- WHAT TO PRODUCE: Print the records exactly. Every mark must remain.
--- RECORD SET Enclosed Below ---
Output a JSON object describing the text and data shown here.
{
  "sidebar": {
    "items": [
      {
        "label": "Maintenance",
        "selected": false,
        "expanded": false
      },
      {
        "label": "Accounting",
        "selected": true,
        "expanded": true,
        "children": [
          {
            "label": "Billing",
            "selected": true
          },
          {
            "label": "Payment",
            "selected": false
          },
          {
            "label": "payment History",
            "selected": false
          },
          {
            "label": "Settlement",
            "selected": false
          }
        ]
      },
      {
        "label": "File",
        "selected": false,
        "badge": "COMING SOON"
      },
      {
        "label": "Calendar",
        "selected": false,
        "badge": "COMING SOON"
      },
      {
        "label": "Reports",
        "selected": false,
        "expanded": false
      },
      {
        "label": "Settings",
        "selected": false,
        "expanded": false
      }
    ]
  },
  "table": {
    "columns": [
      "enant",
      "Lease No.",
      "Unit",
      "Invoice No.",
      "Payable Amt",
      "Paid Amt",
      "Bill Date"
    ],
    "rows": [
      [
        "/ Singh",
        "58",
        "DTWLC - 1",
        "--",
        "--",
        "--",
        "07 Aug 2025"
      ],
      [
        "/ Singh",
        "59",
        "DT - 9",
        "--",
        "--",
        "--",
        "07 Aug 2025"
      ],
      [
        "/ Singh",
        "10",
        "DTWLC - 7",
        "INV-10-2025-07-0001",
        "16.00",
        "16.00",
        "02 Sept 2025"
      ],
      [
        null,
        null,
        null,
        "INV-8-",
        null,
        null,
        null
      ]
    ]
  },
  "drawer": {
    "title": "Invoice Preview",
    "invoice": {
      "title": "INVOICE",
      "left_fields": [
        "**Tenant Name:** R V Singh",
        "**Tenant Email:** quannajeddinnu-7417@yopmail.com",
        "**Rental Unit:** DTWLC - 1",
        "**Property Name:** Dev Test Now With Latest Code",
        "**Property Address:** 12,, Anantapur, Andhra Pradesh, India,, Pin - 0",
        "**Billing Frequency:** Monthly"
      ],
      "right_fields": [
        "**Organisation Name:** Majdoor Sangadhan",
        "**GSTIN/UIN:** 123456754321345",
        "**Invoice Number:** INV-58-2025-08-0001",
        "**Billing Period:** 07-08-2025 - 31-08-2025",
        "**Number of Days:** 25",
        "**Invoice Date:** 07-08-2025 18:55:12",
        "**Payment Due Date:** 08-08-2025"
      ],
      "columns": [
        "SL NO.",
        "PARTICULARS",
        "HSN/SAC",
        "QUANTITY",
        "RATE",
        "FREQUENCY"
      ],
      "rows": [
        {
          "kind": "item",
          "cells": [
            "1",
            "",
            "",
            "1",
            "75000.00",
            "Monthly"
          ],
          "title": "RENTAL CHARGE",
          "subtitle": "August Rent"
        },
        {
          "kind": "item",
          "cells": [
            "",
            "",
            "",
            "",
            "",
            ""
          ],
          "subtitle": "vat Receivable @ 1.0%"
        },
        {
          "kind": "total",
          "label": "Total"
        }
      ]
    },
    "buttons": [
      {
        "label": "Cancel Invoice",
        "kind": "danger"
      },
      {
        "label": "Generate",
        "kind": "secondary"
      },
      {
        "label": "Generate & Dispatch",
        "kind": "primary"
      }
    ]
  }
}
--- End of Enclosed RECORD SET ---
- SOLUTION FOR THIS PROBLEM:
Output a JSON object describing the text and data shown here.
{
  "sidebar": {
    "items": [
      {
        "label": "Maintenance",
        "selected": false,
        "expanded": false
      },
      {
        "label": "Accounting",
        "selected": true,
        "expanded": true,
        "children": [
          {
            "label": "Billing",
            "selected": true
          },
          {
            "label": "Payment",
            "selected": false
          },
          {
            "label": "payment History",
            "selected": false
          },
          {
            "label": "Settlement",
            "selected": false
          }
        ]
      },
      {
        "label": "File",
        "selected": false,
        "badge": "COMING SOON"
      },
      {
        "label": "Calendar",
        "selected": false,
        "badge": "COMING SOON"
      },
      {
        "label": "Reports",
        "selected": false,
        "expanded": false
      },
      {
        "label": "Settings",
        "selected": false,
        "expanded": false
      }
    ]
  },
  "table": {
    "columns": [
      "enant",
      "Lease No.",
      "Unit",
      "Invoice No.",
      "Payable Amt",
      "Paid Amt",
      "Bill Date"
    ],
    "rows": [
      [
        "/ Singh",
        "58",
        "DTWLC - 1",
        "--",
        "--",
        "--",
        "07 Aug 2025"
      ],
      [
        "/ Singh",
        "59",
        "DT - 9",
        "--",
        "--",
        "--",
        "07 Aug 2025"
      ],
      [
        "/ Singh",
        "10",
        "DTWLC - 7",
        "INV-10-2025-07-0001",
        "16.00",
        "16.00",
        "02 Sept 2025"
      ],
      [
        null,
        null,
        null,
        "INV-8-",
        null,
        null,
        null
      ]
    ]
  },
  "drawer": {
    "title": "Invoice Preview",
    "invoice": {
      "title": "INVOICE",
      "left_fields": [
        "**Tenant Name:** R V Singh",
        "**Tenant Email:** quannajeddinnu-7417@yopmail.com",
        "**Rental Unit:** DTWLC - 1",
        "**Property Name:** Dev Test Now With Latest Code",
        "**Property Address:** 12,, Anantapur, Andhra Pradesh, India,, Pin - 0",
        "**Billing Frequency:** Monthly"
      ],
      "right_fields": [
        "**Organisation Name:** Majdoor Sangadhan",
        "**GSTIN/UIN:** 123456754321345",
        "**Invoice Number:** INV-58-2025-08-0001",
        "**Billing Period:** 07-08-2025 - 31-08-2025",
        "**Number of Days:** 25",
        "**Invoice Date:** 07-08-2025 18:55:12",
        "**Payment Due Date:** 08-08-2025"
      ],
      "columns": [
        "SL NO.",
        "PARTICULARS",
        "HSN/SAC",
        "QUANTITY",
        "RATE",
        "FREQUENCY"
      ],
      "rows": [
        {
          "kind": "item",
          "cells": [
            "1",
            "",
            "",
            "1",
            "75000.00",
            "Monthly"
          ],
          "title": "RENTAL CHARGE",
          "subtitle": "August Rent"
        },
        {
          "kind": "item",
          "cells": [
            "",
            "",
            "",
            "",
            "",
            ""
          ],
          "subtitle": "vat Receivable @ 1.0%"
        },
        {
          "kind": "total",
          "label": "Total"
        }
      ]
    },
    "buttons": [
      {
        "label": "Cancel Invoice",
        "kind": "danger"
      },
      {
        "label": "Generate",
        "kind": "secondary"
      },
      {
        "label": "Generate & Dispatch",
        "kind": "primary"
      }
    ]
  }
}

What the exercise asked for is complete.